*** Exercise materials ***

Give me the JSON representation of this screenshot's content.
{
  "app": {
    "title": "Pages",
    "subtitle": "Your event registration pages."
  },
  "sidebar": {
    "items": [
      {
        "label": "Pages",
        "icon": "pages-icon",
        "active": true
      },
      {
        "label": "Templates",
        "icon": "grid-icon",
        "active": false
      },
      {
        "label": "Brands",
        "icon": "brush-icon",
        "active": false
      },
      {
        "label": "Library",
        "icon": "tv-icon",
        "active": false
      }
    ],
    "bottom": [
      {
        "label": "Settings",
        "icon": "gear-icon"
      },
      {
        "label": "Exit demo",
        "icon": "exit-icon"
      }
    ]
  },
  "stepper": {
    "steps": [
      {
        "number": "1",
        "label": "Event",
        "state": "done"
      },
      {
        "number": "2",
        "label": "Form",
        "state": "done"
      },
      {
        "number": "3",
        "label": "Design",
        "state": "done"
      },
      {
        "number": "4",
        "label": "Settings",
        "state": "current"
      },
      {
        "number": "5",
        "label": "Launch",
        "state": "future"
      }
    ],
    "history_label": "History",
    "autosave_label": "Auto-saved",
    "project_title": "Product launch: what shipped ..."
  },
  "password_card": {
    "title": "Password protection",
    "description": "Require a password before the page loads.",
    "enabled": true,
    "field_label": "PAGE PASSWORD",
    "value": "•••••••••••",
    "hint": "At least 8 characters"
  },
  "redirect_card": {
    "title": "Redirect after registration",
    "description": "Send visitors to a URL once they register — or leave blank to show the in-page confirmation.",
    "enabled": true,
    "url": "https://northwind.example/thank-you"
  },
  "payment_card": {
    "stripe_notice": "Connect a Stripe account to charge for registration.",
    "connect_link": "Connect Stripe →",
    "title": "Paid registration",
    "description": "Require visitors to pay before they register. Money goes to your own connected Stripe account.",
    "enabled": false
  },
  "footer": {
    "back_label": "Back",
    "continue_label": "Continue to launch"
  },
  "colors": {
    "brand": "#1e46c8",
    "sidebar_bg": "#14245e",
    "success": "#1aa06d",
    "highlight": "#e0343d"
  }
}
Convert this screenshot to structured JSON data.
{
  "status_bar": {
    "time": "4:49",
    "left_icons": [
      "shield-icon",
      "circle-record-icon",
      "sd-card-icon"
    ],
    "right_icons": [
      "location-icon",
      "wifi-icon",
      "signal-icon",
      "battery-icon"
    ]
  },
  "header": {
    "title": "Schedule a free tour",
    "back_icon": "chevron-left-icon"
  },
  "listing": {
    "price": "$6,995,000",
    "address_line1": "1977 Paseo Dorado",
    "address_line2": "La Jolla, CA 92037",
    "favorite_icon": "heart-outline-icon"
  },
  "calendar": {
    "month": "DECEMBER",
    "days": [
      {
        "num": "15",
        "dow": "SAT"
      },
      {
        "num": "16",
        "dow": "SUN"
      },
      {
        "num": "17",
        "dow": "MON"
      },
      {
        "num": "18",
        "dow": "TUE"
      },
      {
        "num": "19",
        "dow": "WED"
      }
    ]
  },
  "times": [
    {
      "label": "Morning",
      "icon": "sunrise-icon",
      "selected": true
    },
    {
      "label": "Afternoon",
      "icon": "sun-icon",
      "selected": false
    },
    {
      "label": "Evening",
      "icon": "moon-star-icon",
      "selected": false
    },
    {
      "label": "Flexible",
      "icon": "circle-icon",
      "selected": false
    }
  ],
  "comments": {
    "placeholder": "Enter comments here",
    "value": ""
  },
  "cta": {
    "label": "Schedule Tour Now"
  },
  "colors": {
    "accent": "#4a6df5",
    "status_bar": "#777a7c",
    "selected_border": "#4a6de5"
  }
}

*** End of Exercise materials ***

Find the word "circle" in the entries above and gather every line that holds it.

Written solution:
      "circle-record-icon",
      "icon": "circle-icon",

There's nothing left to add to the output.